"And be it further Ordained, by the said Lords and Commons, and by the Authority aforesaid, That every Person formerly ordained a Presbyter according to the Form of Ordination which hath been held in the Church of England, and is to be removed to another Charge, do bring the Presbytery where he is to be placed, a Testimonial of his Ordination, and of his Abilities and Conversation; whereupon his Fitness for that Place where he is to be removed shall be tried by his Preaching there, and (if it shall be judged necessary) by a further Examination; and so, without any new Ordination, he shall be admitted, if he be approved as fit for that Place; and if any Person ordained Minister in Scotland, or in any other Reformed Church, be designed to a Congregation in England, he is to bring from that Church to the Presbytery where he is to be placed, a sufficient Testimonial of his Ordination, of his Life and Conversation while he lived with them, and of the Causes of his Removal; and to undergo such a Trial of his Fitness and Sufficiency, and to have the same Course held with him in other Particulars, as is set down in the foregoing Rule and Provision touching the Examination and Admission of Persons formerly ordained in England.

"And it is further Ordained, That Records be carefully kept, by the Register to be nominated by the Presbytery, of the Names of the Persons ordained, with their Testimonial of the Time and Place of their Ordination, and of the Ministers who did ordain them, and of the Charge to which they are appointed; and that no Money or Gift of what Kind soever shall be received from the Person to be ordained, or from any on his Behalf, for Ordination, or aught else belonging to it, by the Presbytery, or any of them, or any appertaining to any of them, upon what Pretence soever, except to the Register, for the Entry, Instruments, and Testimonials of his Ordination, which shall not exceed the Sum of Ten Shillings for each Person ordained.

"And it is yet further Ordained, by the Authority aforesaid, That all Persons who shall be ordained Presbyters according to this Directory shall be for ever reputed and taken, to all Intents and Purposes, for lawful and sufficiently-authorized Ministers of the Church of England, and as capable of any Ministerial Employment in the Church, with the Rights and Profits belonging thereunto, as any other Presbyters whatsoever already ordained, or hereafter to be ordained; and that all Presbyters, who are hereby appointed and authorized to ordain, and shall (according to this present Directory) ordain any Presbyters, are hereby declared to perform an acceptable Service to this Church and Kingdom; and shall have the Protection of both Houses of Parliament for their Indemnity.

"Provided, That this Ordinance shall stand in Force for Twelve Months, and no longer; any Thing in this Ordinance contained to the contrary in any Wise notwithstanding."

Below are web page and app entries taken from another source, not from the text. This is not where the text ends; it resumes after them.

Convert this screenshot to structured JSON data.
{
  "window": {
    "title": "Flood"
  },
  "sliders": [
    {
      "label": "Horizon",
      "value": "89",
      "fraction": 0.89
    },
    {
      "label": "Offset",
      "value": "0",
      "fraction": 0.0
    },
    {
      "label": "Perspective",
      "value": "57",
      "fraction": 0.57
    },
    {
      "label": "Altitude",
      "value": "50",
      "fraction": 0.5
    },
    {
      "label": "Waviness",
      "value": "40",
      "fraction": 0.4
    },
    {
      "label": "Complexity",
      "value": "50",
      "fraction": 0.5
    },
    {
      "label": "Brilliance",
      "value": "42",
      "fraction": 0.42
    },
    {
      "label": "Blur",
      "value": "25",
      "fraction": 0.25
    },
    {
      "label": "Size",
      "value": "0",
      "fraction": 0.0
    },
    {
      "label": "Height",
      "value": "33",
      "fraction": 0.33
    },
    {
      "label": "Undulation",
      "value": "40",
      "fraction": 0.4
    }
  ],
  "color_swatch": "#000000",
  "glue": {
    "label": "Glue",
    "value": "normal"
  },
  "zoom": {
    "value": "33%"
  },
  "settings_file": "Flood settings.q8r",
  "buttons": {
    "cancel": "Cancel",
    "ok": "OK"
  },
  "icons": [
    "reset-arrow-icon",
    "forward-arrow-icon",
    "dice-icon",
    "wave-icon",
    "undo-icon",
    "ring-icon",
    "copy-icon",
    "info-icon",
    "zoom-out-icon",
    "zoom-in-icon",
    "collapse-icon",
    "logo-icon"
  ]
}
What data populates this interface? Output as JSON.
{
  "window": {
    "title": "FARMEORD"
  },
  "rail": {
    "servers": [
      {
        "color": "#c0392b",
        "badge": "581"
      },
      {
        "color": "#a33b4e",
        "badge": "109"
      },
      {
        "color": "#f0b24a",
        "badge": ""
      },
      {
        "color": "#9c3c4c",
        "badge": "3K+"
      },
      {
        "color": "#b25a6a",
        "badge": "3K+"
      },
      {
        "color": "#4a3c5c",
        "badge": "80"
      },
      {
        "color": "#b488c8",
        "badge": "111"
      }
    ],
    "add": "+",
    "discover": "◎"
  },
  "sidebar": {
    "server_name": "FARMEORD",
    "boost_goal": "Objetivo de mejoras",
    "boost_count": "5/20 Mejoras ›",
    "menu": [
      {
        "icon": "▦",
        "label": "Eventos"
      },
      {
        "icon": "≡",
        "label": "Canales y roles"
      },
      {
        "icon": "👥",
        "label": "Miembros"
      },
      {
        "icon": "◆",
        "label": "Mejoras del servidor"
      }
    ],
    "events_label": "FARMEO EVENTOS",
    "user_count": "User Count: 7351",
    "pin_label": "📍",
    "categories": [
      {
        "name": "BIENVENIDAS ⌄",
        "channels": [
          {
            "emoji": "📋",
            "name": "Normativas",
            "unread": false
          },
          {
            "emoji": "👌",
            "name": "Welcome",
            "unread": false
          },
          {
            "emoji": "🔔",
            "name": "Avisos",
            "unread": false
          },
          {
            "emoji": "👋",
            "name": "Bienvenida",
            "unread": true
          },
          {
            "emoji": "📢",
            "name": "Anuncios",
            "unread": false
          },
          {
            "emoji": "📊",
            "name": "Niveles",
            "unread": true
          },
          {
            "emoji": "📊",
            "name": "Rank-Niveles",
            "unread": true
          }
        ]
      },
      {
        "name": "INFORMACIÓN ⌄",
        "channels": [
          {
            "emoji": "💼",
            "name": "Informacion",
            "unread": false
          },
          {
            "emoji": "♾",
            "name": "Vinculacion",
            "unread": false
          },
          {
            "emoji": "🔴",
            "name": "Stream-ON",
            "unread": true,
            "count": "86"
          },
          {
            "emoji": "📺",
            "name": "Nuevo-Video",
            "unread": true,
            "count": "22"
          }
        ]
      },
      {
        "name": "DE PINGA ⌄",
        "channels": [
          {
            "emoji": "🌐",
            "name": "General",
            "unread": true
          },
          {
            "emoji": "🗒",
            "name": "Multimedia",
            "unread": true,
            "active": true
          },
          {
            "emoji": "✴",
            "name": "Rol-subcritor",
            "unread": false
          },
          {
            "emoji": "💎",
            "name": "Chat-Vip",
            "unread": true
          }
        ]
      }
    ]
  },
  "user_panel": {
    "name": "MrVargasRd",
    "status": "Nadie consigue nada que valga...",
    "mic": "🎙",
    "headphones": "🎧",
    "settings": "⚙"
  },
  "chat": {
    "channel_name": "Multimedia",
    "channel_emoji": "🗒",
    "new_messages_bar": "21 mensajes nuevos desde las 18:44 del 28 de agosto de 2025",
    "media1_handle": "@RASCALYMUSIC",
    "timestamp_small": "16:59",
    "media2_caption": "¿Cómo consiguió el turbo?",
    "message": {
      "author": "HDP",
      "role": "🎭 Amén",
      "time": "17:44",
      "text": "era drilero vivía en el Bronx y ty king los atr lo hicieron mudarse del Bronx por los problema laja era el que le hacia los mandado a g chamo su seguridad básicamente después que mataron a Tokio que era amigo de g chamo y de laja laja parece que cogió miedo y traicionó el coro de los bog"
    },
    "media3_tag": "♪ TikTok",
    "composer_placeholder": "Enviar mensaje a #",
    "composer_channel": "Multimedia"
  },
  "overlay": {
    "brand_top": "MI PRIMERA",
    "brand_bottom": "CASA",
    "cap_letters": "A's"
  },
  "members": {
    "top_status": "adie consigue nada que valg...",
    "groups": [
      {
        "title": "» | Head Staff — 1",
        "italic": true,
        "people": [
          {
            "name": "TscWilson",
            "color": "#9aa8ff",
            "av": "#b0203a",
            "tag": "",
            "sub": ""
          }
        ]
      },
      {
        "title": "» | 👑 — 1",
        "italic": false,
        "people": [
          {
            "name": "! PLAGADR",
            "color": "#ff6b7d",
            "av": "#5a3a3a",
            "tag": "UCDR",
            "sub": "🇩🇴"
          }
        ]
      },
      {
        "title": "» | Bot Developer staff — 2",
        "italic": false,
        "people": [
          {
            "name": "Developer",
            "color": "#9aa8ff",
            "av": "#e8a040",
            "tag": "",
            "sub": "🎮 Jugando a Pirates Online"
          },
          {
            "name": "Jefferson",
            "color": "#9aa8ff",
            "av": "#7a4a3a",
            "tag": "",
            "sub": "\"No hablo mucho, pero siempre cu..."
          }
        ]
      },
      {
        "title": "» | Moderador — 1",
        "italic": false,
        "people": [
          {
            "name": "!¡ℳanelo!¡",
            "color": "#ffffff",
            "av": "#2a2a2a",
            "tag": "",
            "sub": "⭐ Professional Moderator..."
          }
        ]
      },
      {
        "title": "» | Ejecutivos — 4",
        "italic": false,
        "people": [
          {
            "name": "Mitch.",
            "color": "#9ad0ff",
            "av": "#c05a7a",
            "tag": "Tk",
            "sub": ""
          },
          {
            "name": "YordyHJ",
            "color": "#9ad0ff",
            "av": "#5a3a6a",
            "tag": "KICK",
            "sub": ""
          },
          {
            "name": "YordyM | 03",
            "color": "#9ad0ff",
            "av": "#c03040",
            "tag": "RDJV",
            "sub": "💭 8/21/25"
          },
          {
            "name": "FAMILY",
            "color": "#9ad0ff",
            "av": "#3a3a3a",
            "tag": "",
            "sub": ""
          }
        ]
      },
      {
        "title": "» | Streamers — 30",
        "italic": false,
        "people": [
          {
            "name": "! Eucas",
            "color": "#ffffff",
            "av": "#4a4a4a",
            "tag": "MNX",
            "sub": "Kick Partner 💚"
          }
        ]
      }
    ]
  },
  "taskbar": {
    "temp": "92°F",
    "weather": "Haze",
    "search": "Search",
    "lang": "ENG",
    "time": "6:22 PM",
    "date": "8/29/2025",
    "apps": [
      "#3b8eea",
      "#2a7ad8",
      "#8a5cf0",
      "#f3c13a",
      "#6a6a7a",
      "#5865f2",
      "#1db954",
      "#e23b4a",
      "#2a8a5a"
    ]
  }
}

House adjourned till 102, Monday next.


  • 1. Deest in Originali.
  • 2. Bis in Originali.
  • 3. Bis in Originali.
  • 4. Here let them impose their Hands upon his Head.